Well, the wait is over. Now, we have green coffee bean extract, a simple pill that promises dramatic weight loss. And to achieve it, all you have to do is remember to pop two pills twice a day. It's as simple as that!
If you're like most people, you probably hear your mother's voice in your head right now, warning you about things that seem "too good to be true."
Sorting through the science and the hype to determine whether or not green coffee bean extract is a viable weight-loss tool or just one more not-so-magic bullet is daunting, but here's what we know for sure:
- There are reasons to believe that green coffee beans may aid in weight loss.
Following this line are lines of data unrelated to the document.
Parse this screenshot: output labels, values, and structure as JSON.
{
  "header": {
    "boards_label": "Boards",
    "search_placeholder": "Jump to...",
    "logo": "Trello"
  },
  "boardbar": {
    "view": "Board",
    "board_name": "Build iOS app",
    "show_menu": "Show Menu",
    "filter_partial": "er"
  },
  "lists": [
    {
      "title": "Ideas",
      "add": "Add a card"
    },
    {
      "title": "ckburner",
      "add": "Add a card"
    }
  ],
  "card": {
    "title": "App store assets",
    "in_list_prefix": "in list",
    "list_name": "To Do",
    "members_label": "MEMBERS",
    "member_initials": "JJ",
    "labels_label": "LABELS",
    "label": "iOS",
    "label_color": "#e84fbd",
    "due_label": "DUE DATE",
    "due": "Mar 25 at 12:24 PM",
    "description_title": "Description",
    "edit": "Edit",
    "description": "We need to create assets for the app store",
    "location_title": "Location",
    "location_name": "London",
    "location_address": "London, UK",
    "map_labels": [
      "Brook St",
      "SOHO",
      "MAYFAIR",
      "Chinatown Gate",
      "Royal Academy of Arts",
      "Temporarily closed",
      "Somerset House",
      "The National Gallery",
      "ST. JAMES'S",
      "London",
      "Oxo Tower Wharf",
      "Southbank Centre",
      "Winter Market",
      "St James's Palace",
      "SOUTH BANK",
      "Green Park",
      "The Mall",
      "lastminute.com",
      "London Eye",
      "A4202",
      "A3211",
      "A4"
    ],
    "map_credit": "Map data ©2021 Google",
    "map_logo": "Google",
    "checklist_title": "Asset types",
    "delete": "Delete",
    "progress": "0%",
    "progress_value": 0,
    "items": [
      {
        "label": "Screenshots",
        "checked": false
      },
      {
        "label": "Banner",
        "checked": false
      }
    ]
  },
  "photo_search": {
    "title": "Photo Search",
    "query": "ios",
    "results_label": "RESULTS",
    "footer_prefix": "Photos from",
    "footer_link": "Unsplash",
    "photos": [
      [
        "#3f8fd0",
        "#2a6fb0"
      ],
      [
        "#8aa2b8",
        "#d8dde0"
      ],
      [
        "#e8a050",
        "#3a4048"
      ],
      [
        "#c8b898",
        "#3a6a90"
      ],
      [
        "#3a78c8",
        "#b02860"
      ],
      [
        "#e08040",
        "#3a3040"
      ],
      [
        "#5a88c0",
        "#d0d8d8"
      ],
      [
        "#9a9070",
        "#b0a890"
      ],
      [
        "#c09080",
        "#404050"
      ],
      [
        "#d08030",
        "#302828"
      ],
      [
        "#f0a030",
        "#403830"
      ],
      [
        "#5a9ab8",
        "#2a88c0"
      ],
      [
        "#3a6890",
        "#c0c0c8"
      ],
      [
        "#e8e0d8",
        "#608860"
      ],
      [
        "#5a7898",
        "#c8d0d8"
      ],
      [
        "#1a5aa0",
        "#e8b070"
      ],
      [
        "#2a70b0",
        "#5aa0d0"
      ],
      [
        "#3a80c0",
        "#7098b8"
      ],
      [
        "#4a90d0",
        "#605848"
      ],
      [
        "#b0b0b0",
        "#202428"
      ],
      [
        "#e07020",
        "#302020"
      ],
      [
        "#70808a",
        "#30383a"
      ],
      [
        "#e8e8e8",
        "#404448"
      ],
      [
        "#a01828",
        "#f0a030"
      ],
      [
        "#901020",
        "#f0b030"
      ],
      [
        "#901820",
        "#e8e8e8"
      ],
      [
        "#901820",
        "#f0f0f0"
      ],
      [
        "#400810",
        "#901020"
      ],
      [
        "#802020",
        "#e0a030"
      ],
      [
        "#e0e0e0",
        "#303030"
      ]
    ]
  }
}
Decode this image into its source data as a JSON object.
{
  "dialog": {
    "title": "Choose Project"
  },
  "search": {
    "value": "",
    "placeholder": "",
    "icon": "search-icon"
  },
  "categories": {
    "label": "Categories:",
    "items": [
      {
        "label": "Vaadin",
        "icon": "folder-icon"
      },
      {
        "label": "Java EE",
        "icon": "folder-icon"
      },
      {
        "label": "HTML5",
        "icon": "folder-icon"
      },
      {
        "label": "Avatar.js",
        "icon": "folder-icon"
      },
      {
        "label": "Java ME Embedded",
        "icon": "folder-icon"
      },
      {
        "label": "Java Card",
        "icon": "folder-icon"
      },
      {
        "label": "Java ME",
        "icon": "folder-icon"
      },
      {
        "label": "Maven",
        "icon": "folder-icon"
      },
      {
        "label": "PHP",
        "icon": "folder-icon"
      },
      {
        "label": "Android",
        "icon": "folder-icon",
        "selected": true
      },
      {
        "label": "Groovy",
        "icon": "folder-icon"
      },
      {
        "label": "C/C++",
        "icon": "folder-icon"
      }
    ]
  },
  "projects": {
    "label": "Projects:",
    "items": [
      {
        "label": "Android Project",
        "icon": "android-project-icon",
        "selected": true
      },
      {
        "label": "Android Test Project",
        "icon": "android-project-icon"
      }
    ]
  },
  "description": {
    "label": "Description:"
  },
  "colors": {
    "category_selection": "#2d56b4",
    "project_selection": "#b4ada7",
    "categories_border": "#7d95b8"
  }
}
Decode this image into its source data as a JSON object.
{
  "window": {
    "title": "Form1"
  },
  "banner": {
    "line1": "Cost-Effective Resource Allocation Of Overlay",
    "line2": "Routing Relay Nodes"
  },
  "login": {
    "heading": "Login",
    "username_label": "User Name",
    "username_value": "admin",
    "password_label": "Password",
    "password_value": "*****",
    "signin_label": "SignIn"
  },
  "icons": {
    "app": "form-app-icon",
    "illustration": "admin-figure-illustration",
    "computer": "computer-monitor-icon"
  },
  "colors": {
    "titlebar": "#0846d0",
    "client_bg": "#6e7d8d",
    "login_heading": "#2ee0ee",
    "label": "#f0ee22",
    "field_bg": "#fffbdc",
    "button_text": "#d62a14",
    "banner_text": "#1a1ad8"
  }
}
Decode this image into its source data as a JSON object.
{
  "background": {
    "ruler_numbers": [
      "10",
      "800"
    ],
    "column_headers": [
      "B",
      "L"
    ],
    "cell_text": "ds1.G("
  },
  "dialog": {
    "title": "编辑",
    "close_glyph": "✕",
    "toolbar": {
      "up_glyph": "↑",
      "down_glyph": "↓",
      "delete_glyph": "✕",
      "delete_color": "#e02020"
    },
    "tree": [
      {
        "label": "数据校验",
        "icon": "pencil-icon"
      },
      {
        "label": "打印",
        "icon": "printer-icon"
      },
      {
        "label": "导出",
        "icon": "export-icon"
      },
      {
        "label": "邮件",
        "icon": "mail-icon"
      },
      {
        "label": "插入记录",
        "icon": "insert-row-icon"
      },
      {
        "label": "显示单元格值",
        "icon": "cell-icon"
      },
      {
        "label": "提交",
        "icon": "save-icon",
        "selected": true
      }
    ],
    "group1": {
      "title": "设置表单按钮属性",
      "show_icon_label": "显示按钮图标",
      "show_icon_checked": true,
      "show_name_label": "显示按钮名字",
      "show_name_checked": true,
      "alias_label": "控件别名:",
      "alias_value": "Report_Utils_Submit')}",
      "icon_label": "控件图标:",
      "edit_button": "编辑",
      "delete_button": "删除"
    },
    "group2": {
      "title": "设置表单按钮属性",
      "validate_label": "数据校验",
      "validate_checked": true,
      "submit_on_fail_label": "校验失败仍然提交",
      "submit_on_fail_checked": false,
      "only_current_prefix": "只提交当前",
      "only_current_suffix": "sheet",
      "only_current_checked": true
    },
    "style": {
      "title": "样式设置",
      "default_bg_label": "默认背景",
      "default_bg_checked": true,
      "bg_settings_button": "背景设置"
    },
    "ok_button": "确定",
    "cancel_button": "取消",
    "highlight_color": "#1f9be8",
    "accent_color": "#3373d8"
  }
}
- The science, while promising, isn't conclusive enough to guarantee that green coffee bean extract really works or that it's safe.
- Even if it does work, there are good reasons to stay away from green coffee bean extract as a weight-loss supplement.
First off, let's get clear on where green coffee bean extract comes from. All coffee beans start out green - they only turn brown once they are roasted.
Now, as I've mentioned before, processing food generally diminishes its nutrient content, and coffee beans are no exception. Coffee beans contain chlorogenic acid, a compound that may prevent your body from absorbing glucose (aiding in weight loss) but that breaks down once the beans are roasted. In unroasted green coffee beans, however, this compound remains intact.
So, will green coffee bean extract help you lose weight? Possibly. One study found that adding green coffee bean extract to a subject's diet resulted in an average weight loss of about 17 pounds. However, so far, studies of green coffee bean extract have been small, so it's difficult to draw broad conclusions.
But even if the research ultimately finds that green coffee bean extract is a miraculous weight-loss aid, there are still plenty of reasons not to take it.
For one, your goal is to build a healthy lifestyle, not just drop a few excess pounds. Using a weight-loss supplement, even if it's natural, won't help you form the good habits that will keep you healthy for the rest of your life. Plus, you want to keep your diet as natural as possible. That's why I don't recommend a lot of supplements. If you want to reap the benefits of chlorogenic acid, grab a peach, some prunes, or a regular cup of coffee. Green tea has also been shown to aid weight loss, and we don't need a scientific study to confirm its safety!
Plus, a few peaches or a cup of tea won't cost nearly as much as a month's supply of green coffee bean extract, which will set you back $25. Sticking to a healthy eating plan is much healthier - and less expensive - than any supplement.